This variation uses a small amount of khao koor (powdered fried rice), which occurs as an ingredient in several other Thai recipes. You can make a small amount and keep it almost indefinately in a well stoppered jar.
Khao Koor: get a medium sized wok fairly hot, and add a couple of tablespoons of uncooked rice, and keep in movement until the rice starts to turn golden brown. Remove from the heat and allow to cool. Grind to a fairly coarse powder in a spice mill (a pepper mill works quite well), or a mortar and pestle. (I find that a coffee grinder doesn't really do the job as it tends to grind too fine - the powder should retain some "texture").
You also need a cup of dry roasted, unsalted peanuts.
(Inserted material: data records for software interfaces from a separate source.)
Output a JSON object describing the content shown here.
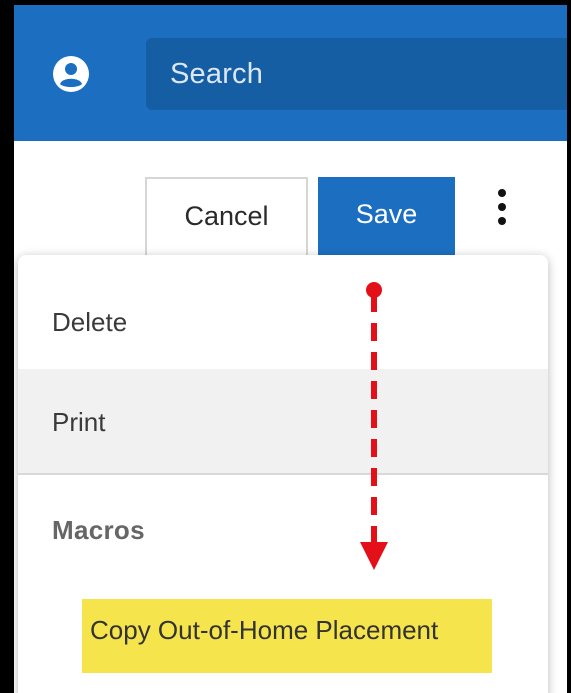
{
  "search": {
    "placeholder": "Search"
  },
  "toolbar": {
    "cancel_label": "Cancel",
    "save_label": "Save"
  },
  "menu": {
    "items": [
      {
        "label": "Delete"
      },
      {
        "label": "Print"
      }
    ],
    "macros_header": "Macros",
    "macros": [
      {
        "label": "Copy Out-of-Home Placement",
        "highlighted": true
      }
    ]
  },
  "colors": {
    "app_bar": "#1c6fc0",
    "search_box": "#155ea4",
    "save_button": "#1c6fc0",
    "highlight": "#f5e44c",
    "annotation_arrow": "#e3101a"
  },
  "icons": {
    "user": "user-circle-icon",
    "more": "more-vertical-icon"
  }
}
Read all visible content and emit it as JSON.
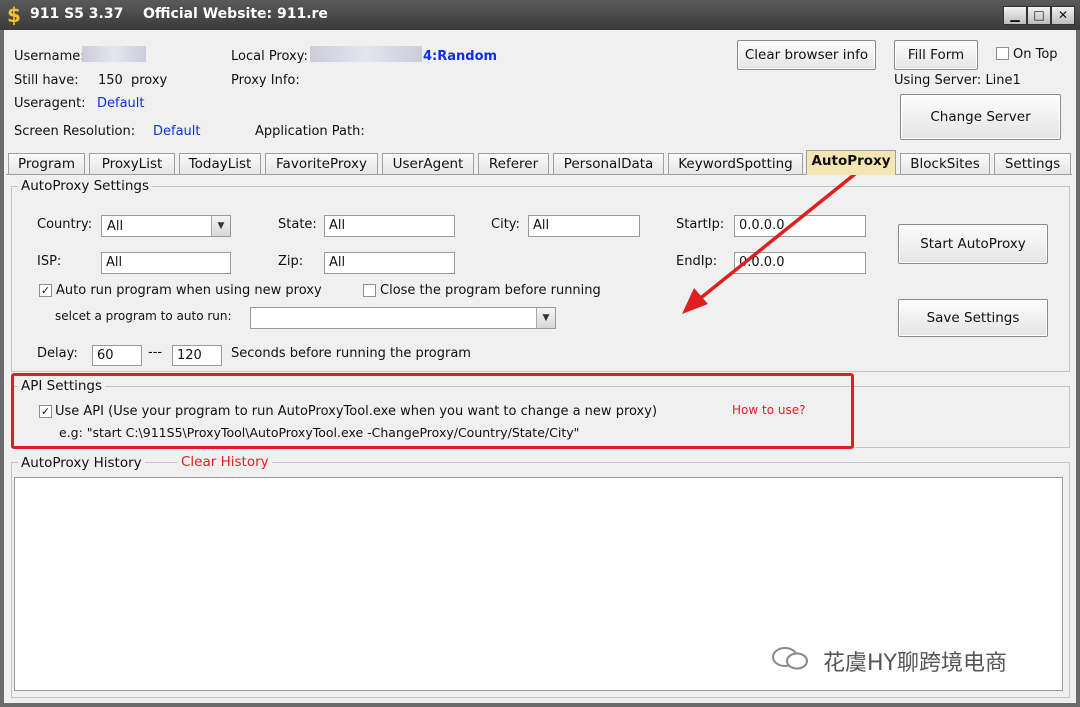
{
  "titlebar": {
    "app_name": "911 S5 3.37",
    "website": "Official Website:  911.re",
    "min": "▁",
    "max": "□",
    "close": "✕"
  },
  "header": {
    "username_label": "Username:",
    "local_proxy_label": "Local Proxy:",
    "local_proxy_suffix": "4:Random",
    "still_have_label": "Still have:",
    "proxy_count": "150",
    "proxy_unit": "proxy",
    "proxy_info_label": "Proxy Info:",
    "useragent_label": "Useragent:",
    "useragent_value": "Default",
    "screen_res_label": "Screen Resolution:",
    "screen_res_value": "Default",
    "app_path_label": "Application Path:",
    "clear_browser_btn": "Clear browser info",
    "fill_form_btn": "Fill Form",
    "on_top_label": "On Top",
    "using_server": "Using Server: Line1",
    "change_server_btn": "Change Server"
  },
  "tabs": [
    "Program",
    "ProxyList",
    "TodayList",
    "FavoriteProxy",
    "UserAgent",
    "Referer",
    "PersonalData",
    "KeywordSpotting",
    "AutoProxy",
    "BlockSites",
    "Settings"
  ],
  "active_tab": "AutoProxy",
  "autoproxy": {
    "group_title": "AutoProxy Settings",
    "country_label": "Country:",
    "country_value": "All",
    "state_label": "State:",
    "state_value": "All",
    "city_label": "City:",
    "city_value": "All",
    "startip_label": "StartIp:",
    "startip_value": "0.0.0.0",
    "isp_label": "ISP:",
    "isp_value": "All",
    "zip_label": "Zip:",
    "zip_value": "All",
    "endip_label": "EndIp:",
    "endip_value": "0.0.0.0",
    "auto_run_label": "Auto run program when using new proxy",
    "close_before_label": "Close the program before running",
    "select_program_label": "selcet a program to auto run:",
    "delay_label": "Delay:",
    "delay_from": "60",
    "delay_sep": "---",
    "delay_to": "120",
    "delay_suffix": "Seconds before running the program",
    "start_btn": "Start AutoProxy",
    "save_btn": "Save Settings"
  },
  "api": {
    "group_title": "API Settings",
    "use_api_label": "Use API (Use your program to run AutoProxyTool.exe when you want to change a new proxy)",
    "how_to_use": "How to use?",
    "example": "e.g: \"start C:\\911S5\\ProxyTool\\AutoProxyTool.exe -ChangeProxy/Country/State/City\""
  },
  "history": {
    "group_title": "AutoProxy History",
    "clear_link": "Clear History"
  },
  "watermark": "花虞HY聊跨境电商",
  "colors": {
    "highlight": "#e02020",
    "link": "#1030e0",
    "active_tab": "#f4e6b4"
  }
}
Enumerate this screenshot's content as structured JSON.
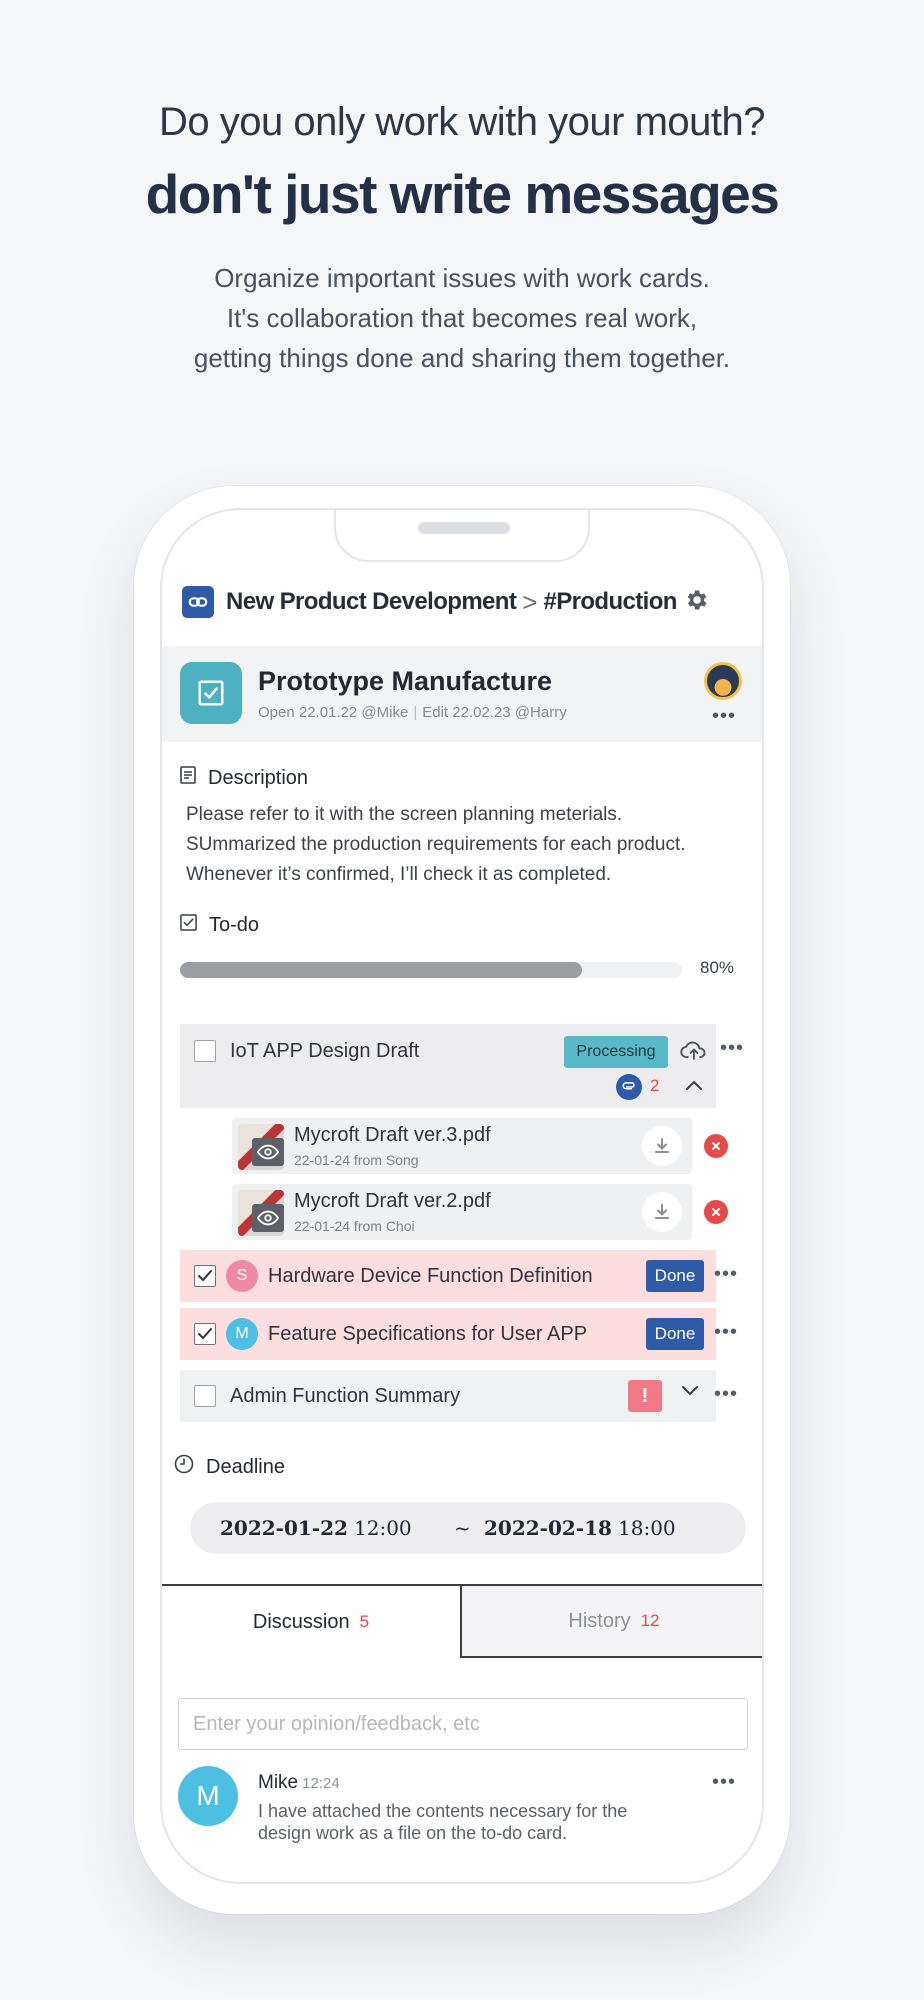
{
  "hero": {
    "line1": "Do you only work with your mouth?",
    "line2": "don't just write messages",
    "sub": [
      "Organize important issues with work cards.",
      "It's collaboration that becomes real work,",
      "getting things done and sharing them together."
    ]
  },
  "breadcrumb": {
    "project": "New Product Development",
    "separator": ">",
    "channel": "#Production"
  },
  "card": {
    "title": "Prototype Manufacture",
    "opened": "Open 22.01.22 @Mike",
    "edited": "Edit 22.02.23 @Harry"
  },
  "description": {
    "heading": "Description",
    "lines": [
      "Please refer to it with the screen planning meterials.",
      "SUmmarized the production requirements for each product.",
      "Whenever it’s confirmed, I’ll check it as completed."
    ]
  },
  "todo": {
    "heading": "To-do",
    "progress_value": 0.8,
    "progress_label": "80%",
    "items": [
      {
        "label": "IoT APP Design Draft",
        "status": "Processing",
        "attachments": "2",
        "checked": false
      },
      {
        "label": "Hardware Device Function Definition",
        "assignee": "S",
        "status": "Done",
        "checked": true
      },
      {
        "label": "Feature Specifications for User APP",
        "assignee": "M",
        "status": "Done",
        "checked": true
      },
      {
        "label": "Admin Function Summary",
        "status": "!",
        "checked": false
      }
    ],
    "files": [
      {
        "name": "Mycroft Draft ver.3.pdf",
        "meta": "22-01-24 from Song"
      },
      {
        "name": "Mycroft Draft ver.2.pdf",
        "meta": "22-01-24 from  Choi"
      }
    ]
  },
  "deadline": {
    "heading": "Deadline",
    "start_date": "2022-01-22",
    "start_time": "12:00",
    "tilde": "~",
    "end_date": "2022-02-18",
    "end_time": "18:00"
  },
  "tabs": {
    "discussion": {
      "label": "Discussion",
      "count": "5"
    },
    "history": {
      "label": "History",
      "count": "12"
    }
  },
  "comment_input": {
    "placeholder": "Enter your opinion/feedback, etc"
  },
  "comment": {
    "avatar": "M",
    "name": "Mike",
    "time": "12:24",
    "lines": [
      "I have attached the contents necessary for the",
      "design work as a file on the to-do card."
    ]
  },
  "colors": {
    "accent_blue": "#2e5aa8",
    "teal": "#4db1c2",
    "done_row": "#fcdede",
    "alert": "#f27a86",
    "count_red": "#e04a4a"
  },
  "icons": [
    "link-icon",
    "gear-icon",
    "checkbox-card-icon",
    "document-icon",
    "checkbox-icon",
    "cloud-upload-icon",
    "paperclip-icon",
    "chevron-up-icon",
    "eye-icon",
    "download-icon",
    "close-icon",
    "chevron-down-icon",
    "clock-icon",
    "more-icon"
  ]
}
We roast them in their shells on a charcoal brazier, but you can do it just as well in an oven, or even in a skillet... However they should be freshly roasted to bring out the full flavour for this dish.
Ingredients 8 ounces rice vermicelli (either the sen mee or the sen lek style of Thai noodles or indeed any rice noodles will do). These should be soaked for a short while (perhaps 30 minutes to an hour, depending on the brand of noodles) until soft. 5-6 cloves of garlic, finely chopped. 2 tablespoon chopped shallots quarter cup dried shrimp (these should be rolled, or roughly punded in a mortar and pestle to break them up) quarter cup fish sauce quarter cup palm sugar 2-3 tablespoon tamarind juice 2-3 tablespoon chopped, pickled raddish (mooli) 1 medium egg, beaten quarter cup chopped chives half cup roasted peanuts, very coarsely broken up. one cup bean sprouts protein ingredient - this can be half a cup of fried tofu that has been marinated in dark sweet soy, or an equivalent amount of coarsely chopped pork or chicken.method Heat a little cooking oil in a wok and add the garlic and shallots, and briefly stir fry until they just shows signs of changing colour. Add the remaining ingredients except the egg and the bean sprouts, and stir fry until the protein ingredient is nearly cooked. Continuing to stir with one hand, slowly "drizzle" in the beaten egg to form a fine ribbon fo cooked egg (if you con't feel confident with this make an egg crepe separately, and then roll it up and slice it into quarter inch wide pieces, which you add to the mix at this point). Finely add the bean sprouts and cook for no more than another 30 seconds. Remove from the pan to a serving platter.Garnish Mix a tablespoon of lime juice with a tablespoon of tamarind juice and a tablespoon of fish sauce, and use this to marinade half a cup of uncooked bean sprouts, half a cup of chopped chives, and half a cup of very coarsely ground roasted peanuts. Sprinkle this mixture on the cooked pad thai. Cut several limes into segments and also slice up some cucumber into rounds then halve the rounds. Put the lime segments and cuke segments around the serving platter. You can also sprinkle a quarter of a sliced up banana flower and some Indian Pennywort leaves over the top as edible decoration. pad thai is served as above, but Thais add copious amounts of the four basic condiments (chilis in fish sauce, ground dried red chili, sugar and crushed peanuts) at the table, to suit their individual predilictions.Special thanks to - Muoi Khuntilanont.